Task directions:
Read the records below and copy each line that contains "name".
::: Available data :::
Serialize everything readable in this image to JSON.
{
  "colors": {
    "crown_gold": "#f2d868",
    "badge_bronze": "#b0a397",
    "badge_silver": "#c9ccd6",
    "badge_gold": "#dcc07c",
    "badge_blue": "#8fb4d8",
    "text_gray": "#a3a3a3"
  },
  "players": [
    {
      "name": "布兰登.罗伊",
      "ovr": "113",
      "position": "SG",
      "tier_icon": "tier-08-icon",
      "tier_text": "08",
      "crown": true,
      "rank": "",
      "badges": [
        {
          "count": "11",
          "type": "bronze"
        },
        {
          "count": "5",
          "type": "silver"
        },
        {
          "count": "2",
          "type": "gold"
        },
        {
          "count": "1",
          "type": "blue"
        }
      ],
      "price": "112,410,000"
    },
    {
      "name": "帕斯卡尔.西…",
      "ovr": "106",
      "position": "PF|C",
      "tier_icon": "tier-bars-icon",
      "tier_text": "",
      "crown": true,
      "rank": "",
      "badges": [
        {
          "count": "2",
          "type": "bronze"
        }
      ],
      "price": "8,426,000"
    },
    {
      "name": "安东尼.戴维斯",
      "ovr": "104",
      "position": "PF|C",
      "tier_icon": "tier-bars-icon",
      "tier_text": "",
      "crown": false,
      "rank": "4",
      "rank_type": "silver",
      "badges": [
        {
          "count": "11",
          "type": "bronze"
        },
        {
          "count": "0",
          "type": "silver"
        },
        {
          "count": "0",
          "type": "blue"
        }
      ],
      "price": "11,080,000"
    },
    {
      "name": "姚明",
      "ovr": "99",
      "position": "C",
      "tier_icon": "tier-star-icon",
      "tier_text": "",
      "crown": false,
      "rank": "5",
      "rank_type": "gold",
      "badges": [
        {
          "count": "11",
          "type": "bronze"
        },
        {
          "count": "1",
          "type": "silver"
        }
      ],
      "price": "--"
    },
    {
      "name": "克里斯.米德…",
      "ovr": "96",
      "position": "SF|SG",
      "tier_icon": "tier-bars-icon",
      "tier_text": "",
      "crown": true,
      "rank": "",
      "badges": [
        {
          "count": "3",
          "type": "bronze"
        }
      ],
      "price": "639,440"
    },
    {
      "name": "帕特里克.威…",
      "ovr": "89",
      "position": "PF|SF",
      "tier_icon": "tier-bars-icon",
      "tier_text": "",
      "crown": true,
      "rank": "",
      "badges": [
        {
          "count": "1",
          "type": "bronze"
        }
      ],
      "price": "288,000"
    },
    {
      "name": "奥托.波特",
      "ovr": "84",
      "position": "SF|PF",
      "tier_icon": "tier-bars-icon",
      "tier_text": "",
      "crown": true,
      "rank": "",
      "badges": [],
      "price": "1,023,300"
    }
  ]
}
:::
Response for this exercise:
      "name": "布兰登.罗伊",
      "name": "帕斯卡尔.西…",
      "name": "安东尼.戴维斯",
      "name": "姚明",
      "name": "克里斯.米德…",
      "name": "帕特里克.威…",
      "name": "奥托.波特",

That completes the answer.